#### TASK REQUIREMENTS
Search the data below for "Weight"; list each line that holds it.
══════
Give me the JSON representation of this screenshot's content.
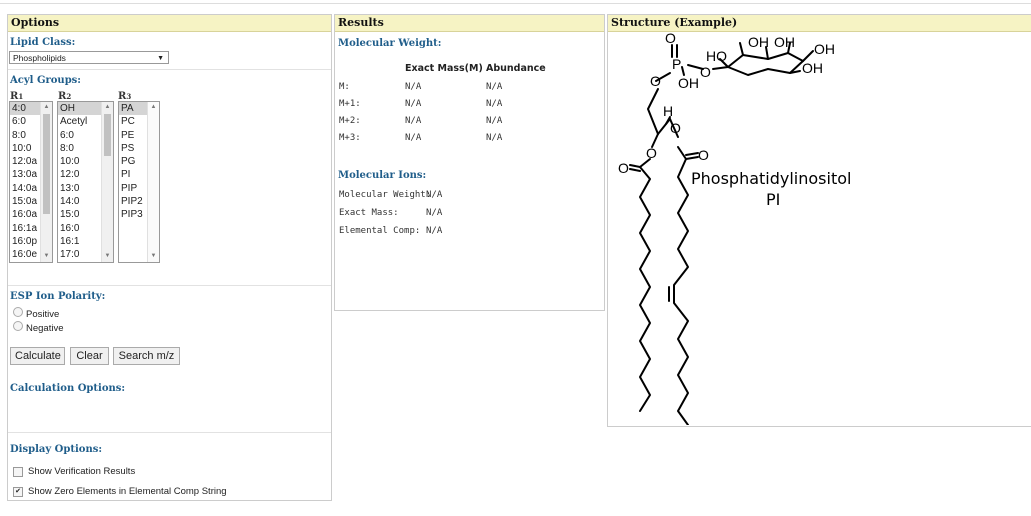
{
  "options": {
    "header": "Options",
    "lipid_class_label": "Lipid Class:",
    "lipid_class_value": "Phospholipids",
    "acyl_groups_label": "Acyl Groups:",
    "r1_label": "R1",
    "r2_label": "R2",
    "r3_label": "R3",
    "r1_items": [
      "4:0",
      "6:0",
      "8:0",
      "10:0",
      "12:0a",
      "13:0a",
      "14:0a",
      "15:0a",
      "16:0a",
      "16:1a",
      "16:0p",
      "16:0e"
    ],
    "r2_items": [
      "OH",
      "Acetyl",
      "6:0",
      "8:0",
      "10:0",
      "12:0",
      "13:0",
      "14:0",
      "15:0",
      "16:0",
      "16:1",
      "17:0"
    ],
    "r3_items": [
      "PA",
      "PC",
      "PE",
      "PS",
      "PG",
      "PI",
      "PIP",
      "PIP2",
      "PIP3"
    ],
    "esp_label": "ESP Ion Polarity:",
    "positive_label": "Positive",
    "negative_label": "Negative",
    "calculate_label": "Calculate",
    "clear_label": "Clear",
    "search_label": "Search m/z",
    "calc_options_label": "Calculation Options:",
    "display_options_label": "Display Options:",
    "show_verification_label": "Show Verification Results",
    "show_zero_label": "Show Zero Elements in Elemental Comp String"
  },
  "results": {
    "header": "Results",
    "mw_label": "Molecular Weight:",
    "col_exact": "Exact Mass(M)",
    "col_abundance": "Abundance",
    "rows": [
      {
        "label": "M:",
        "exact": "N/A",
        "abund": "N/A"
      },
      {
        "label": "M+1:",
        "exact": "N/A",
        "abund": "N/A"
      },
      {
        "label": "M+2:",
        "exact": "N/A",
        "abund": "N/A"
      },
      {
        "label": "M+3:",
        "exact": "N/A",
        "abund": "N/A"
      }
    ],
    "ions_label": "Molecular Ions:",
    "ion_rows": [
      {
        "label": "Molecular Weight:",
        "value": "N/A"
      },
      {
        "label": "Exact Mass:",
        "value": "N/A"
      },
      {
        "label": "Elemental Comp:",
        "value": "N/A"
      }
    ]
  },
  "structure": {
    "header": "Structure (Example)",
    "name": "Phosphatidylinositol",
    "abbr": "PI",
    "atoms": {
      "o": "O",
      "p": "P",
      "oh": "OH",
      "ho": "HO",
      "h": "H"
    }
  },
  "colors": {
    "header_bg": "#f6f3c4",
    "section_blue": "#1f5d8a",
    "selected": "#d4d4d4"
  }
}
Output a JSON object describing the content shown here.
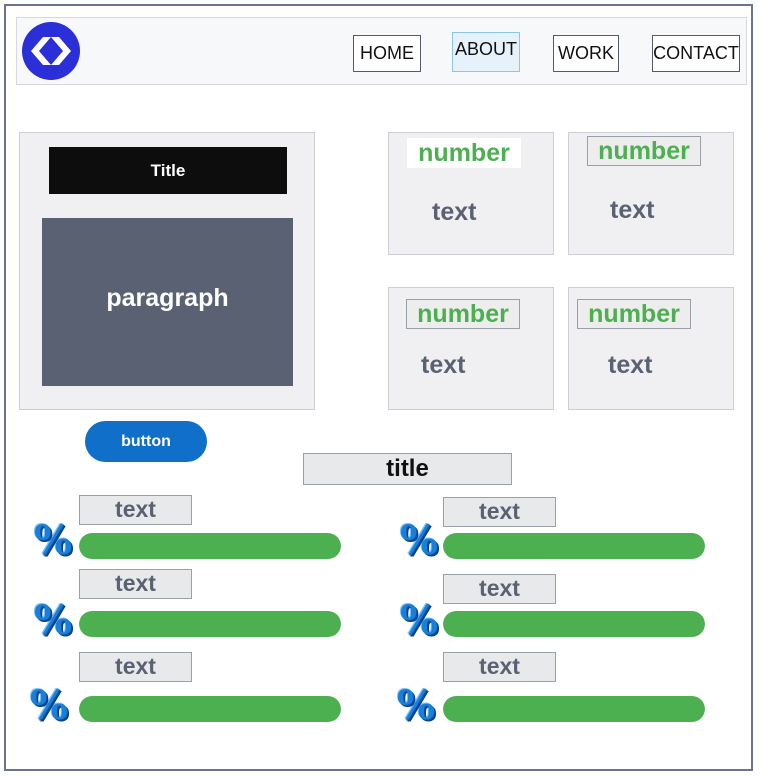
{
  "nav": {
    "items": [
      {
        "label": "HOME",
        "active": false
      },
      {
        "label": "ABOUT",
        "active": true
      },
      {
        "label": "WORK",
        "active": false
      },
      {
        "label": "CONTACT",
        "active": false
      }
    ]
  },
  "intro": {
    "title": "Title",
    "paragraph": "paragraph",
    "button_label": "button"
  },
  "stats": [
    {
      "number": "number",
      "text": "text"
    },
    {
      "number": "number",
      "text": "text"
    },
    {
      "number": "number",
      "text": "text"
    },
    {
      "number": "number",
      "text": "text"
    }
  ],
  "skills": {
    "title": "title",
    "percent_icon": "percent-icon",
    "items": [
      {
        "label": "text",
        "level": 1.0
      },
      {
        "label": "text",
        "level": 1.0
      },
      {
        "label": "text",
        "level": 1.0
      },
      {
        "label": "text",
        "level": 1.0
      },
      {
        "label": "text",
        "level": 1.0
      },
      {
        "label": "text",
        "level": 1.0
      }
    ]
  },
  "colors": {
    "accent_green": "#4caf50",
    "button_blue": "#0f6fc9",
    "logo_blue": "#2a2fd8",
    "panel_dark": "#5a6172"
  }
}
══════
#### TASK OUTPUT
    "mw_label": "Molecular Weight:",
        "label": "Molecular Weight:",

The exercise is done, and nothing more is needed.